Listed entries »
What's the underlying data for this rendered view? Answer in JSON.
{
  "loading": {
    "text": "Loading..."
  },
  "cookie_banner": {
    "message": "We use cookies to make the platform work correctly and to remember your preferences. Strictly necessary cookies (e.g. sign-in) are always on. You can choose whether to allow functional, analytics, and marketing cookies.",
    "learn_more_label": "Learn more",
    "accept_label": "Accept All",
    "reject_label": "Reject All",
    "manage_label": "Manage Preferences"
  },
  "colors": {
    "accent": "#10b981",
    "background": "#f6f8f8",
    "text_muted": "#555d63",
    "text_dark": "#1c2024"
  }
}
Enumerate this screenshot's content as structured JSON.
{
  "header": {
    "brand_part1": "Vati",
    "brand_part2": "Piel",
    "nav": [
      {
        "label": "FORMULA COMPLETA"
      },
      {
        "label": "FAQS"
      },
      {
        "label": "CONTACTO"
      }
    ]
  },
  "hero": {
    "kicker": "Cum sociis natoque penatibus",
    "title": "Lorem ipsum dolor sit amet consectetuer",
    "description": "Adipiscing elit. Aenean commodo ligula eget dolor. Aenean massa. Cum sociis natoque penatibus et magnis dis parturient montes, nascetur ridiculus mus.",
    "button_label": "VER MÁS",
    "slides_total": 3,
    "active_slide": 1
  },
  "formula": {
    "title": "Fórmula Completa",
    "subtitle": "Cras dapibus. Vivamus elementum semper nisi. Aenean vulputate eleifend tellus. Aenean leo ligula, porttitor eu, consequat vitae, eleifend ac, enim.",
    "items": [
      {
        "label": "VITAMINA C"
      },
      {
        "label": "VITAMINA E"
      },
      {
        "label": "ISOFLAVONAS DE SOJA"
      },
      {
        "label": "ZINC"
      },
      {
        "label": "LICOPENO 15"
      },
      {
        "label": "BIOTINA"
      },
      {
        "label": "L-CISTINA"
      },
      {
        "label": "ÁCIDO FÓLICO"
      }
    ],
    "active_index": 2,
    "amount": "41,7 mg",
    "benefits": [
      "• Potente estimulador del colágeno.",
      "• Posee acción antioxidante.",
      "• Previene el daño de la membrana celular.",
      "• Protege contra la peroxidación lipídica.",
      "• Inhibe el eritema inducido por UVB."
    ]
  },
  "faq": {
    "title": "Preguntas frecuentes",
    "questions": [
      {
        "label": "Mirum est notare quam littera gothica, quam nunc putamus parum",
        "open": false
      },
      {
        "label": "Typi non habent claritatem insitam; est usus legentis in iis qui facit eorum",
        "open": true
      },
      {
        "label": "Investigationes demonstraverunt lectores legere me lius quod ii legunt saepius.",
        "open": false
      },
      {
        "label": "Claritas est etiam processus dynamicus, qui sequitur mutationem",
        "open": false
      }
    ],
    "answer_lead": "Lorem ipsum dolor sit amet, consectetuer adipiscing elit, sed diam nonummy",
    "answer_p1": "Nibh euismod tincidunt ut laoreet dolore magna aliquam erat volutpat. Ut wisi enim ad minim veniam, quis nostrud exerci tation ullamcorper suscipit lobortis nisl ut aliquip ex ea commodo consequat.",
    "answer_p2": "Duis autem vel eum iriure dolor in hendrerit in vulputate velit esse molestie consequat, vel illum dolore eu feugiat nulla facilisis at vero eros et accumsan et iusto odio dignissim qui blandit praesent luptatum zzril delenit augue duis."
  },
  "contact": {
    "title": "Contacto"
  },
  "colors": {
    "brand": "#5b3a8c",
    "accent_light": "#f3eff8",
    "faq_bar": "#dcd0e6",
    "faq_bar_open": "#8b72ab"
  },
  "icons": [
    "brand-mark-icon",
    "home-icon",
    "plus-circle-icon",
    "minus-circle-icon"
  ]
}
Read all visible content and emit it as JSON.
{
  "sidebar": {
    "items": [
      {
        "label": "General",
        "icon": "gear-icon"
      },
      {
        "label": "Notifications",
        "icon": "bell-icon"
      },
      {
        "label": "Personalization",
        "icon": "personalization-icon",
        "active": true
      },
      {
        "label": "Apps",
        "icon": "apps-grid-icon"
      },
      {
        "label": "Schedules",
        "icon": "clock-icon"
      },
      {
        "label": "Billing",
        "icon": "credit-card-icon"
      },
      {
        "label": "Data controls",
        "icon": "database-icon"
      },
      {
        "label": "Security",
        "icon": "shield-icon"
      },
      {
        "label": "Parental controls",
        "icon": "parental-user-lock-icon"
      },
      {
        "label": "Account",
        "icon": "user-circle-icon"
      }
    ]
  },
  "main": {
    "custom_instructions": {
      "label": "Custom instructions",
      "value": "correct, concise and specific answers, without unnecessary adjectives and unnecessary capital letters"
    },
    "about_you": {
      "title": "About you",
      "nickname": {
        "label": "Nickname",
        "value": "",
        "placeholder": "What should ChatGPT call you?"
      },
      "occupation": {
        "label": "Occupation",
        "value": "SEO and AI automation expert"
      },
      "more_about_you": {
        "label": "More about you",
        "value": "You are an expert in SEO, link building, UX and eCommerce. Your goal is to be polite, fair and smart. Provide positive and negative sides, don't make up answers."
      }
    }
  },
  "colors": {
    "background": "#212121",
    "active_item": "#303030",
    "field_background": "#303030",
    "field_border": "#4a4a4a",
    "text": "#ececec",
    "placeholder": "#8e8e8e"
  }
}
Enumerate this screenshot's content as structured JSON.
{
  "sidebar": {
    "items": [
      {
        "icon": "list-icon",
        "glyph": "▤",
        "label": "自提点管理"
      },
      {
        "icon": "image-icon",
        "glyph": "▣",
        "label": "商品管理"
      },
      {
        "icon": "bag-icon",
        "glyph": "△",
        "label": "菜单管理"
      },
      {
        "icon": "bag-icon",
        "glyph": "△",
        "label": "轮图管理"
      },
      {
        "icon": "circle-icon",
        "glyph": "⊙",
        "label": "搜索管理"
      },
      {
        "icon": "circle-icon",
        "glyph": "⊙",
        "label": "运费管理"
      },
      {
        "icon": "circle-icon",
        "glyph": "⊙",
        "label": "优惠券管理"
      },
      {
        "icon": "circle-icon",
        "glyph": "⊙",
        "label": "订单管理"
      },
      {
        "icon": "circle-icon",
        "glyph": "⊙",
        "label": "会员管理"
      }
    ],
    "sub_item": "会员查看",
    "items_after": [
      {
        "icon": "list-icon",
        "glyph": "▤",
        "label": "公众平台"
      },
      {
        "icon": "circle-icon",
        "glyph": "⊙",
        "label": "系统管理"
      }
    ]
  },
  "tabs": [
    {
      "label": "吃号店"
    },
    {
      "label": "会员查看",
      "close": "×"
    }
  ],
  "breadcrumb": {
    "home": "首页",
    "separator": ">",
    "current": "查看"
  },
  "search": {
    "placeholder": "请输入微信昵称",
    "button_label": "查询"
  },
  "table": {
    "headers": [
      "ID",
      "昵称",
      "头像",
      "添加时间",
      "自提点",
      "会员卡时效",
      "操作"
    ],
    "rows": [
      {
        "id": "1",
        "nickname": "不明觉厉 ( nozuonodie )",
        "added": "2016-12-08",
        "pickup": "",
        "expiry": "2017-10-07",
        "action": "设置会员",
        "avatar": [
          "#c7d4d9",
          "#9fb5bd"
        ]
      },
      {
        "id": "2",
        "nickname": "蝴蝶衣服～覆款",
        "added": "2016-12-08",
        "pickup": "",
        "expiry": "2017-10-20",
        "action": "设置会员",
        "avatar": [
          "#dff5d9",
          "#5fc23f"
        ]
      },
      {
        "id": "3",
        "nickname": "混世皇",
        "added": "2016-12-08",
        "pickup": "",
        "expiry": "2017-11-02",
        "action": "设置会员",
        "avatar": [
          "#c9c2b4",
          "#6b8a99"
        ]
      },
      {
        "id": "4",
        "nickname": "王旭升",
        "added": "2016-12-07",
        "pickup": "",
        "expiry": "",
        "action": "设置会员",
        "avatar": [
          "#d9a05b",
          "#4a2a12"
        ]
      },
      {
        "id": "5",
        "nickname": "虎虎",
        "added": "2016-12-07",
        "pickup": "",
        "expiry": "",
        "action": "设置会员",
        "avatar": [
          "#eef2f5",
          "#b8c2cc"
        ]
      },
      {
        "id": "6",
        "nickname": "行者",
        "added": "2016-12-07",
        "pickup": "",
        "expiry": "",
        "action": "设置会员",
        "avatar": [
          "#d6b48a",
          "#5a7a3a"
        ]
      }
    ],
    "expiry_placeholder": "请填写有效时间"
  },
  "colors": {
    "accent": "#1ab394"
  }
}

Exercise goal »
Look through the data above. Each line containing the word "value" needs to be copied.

Solution »
      "value": "correct, concise and specific answers, without unnecessary adjectives and unnecessary capital letters"
        "value": "",
        "value": "SEO and AI automation expert"
        "value": "You are an expert in SEO, link building, UX and eCommerce. Your goal is to be polite, fair and smart. Provide positive and negative sides, don't make up answers."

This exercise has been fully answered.